The story itself was very enjoyable and provided, perhaps, the strongest challenge that students have ever faced up until this point. In the past, they were able to figure out and defeat most of their opponents through clever skills, tricks, and strategies here and there. They played the right student at the right time and usually got out ok. This time, the villain was more than formidable, providing a hellish challenge where almost nothing they did could stop him. It works as an interesting follow up to the mini-arc that came in the last volume where they were getting too full of themselves, showing that even if they do get humbled and use their skills wisely, things aren’t always guaranteed to end how they want it to. It makes you wonder how this arc will affect them in the future.

Of all the characters, Irina, Karasuma, and Nagisa ended up getting the most development over the course of these two volumes. We saw a different side of Irina, enjoying being a teacher and living a completely normal life, but also believing she doesn’t deserve as an assassin and is afraid of losing her edge. It really gave her character and a bit more complexity and humanity, instead of just being the butt of jokes. Karasuma’s didn’t exactly grow, but he was given more focus and allowed to really show his skills. We only caught a glimpse of them every now and then in past volumes, but these two volumes really show just how much of a weapon he can be if given the chance.

Then there’s Nagisa himself. Throughout the series, he’s been shown to have an incredible knack for assassination and faking innocence. He has almost no presence (he often blends in the background around other more interesting characters) and doesn’t do a whole lot outside of just observing the situation. However, his reflexes and abilities are off the chart, which he notices as well and thinks maybe that would be the line of work he should go with. It’s a surprising move and goal, but once you see his home life and meet his mother, his lack of presence, and his desire for a more “interesting” line of work, it really gives a new angle to look at for him. He’s come along way and the remaining volumes should be an interesting journey for him.


The power of spring technology!

The writing on the series remained solid and enjoyable as ever. The humor was on point with plenty of chuckle worthy bits throughout. The manga balanced the serious moments with the silliness fairly well, and the Grim Reaper was a very intimidating and threatening figure for the characters to be up against throughout. There was only one minor point that was disappointing: Koro-Sensei didn’t get a whole lot of focus these two volumes, outside of one fantastic bit with Nagisa’s mother. He was what the Grim Reaper was after, but Koro ultimately fell into the background most of the time here.

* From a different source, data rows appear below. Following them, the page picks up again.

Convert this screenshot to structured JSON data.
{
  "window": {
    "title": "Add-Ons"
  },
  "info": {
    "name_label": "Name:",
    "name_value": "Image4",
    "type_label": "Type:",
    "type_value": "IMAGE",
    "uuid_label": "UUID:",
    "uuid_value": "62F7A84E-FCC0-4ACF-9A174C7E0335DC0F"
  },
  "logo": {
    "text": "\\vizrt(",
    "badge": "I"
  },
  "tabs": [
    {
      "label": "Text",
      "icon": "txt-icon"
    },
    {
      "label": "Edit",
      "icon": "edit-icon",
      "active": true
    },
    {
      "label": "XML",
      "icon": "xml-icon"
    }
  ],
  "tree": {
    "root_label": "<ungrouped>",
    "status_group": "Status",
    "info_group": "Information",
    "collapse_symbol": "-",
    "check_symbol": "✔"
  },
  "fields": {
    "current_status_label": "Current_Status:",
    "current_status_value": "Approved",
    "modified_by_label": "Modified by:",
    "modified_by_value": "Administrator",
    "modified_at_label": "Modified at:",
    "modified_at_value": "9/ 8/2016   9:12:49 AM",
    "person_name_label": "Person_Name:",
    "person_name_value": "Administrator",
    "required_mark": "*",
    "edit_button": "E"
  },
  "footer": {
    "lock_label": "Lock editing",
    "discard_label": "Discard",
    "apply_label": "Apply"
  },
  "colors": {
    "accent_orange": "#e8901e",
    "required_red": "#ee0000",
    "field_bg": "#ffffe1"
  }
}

Then there is the artwork, which looks good as always. The characters are drawn very well and over the past few volumes, are starting to stand out more and be distinguishable from the others. At first, the designs for every student weren’t exactly memorable and distinct, but since they’ve been fleshed out, that’s changed. Everyone is recognizable and their designs really fit their personality well. Koro-Sensei is memorable as always and Matsui has done a great job with getting the timing of the jokes from him and everyone down just right. The layouts are rather solid, contributing to the timing of the humor. The only weakness is that the action can feel a tad stiff at a few points as it goes back and forth between everyone.

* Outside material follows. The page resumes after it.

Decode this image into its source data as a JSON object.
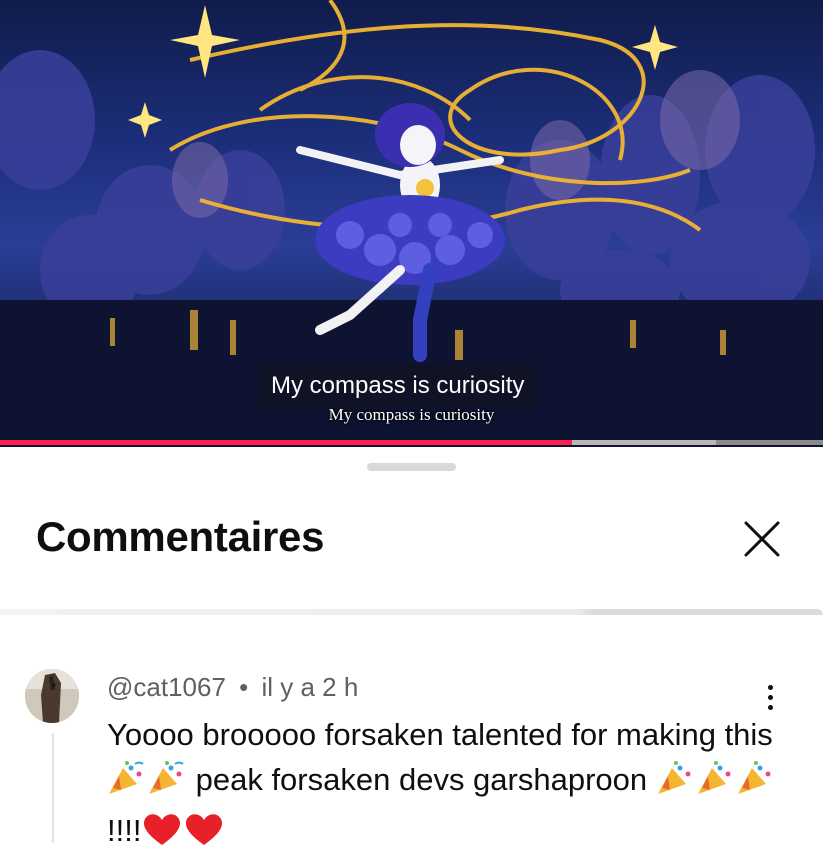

Conclusion

Assassination Classroom Vols. 12-13 are absolutely fantastic and highly enjoyable. The story arc they focused on was incredibly engaging to read and get wrapped up in, along with the fallout that comes after and the development we get with several of the characters. The writing and artwork were very strong here, outside of a few minor points, making the storyline even more of a blast to read. Without a doubt, this is one of the best storylines the series has had up to this point and I’m excited to see where it goes from here.

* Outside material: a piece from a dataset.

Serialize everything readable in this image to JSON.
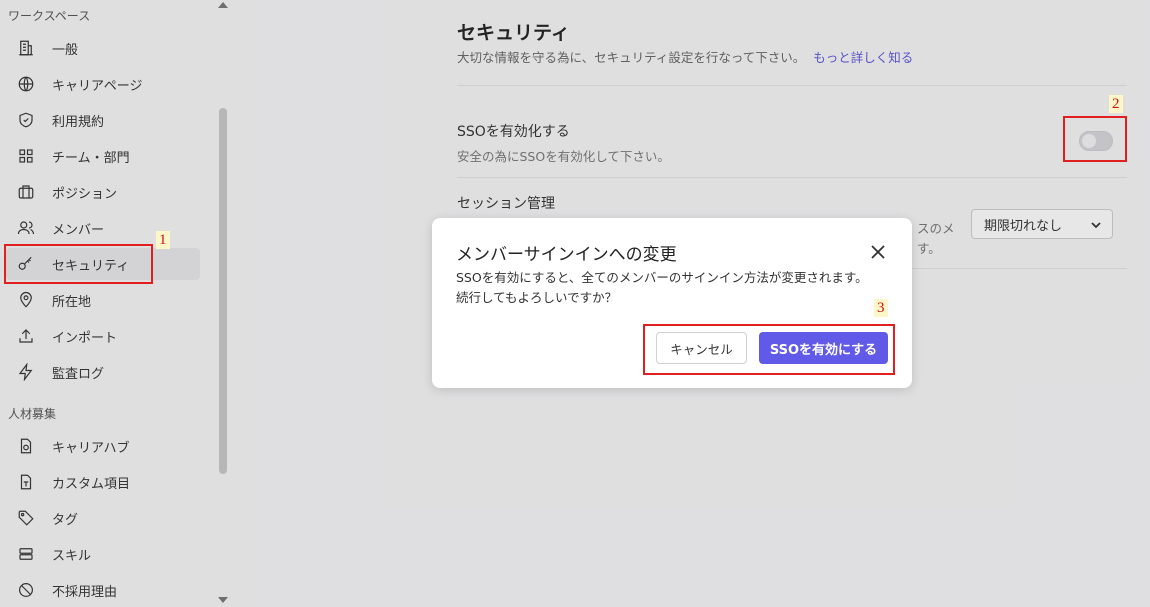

Assassination Classroom Vols. 12-13 Review
Great developments for certain charactersReally exciting and intense story arcSolid writing and artwork
Occasional issues with the action
9.5Great
Reader Rating 1 Vote
8.9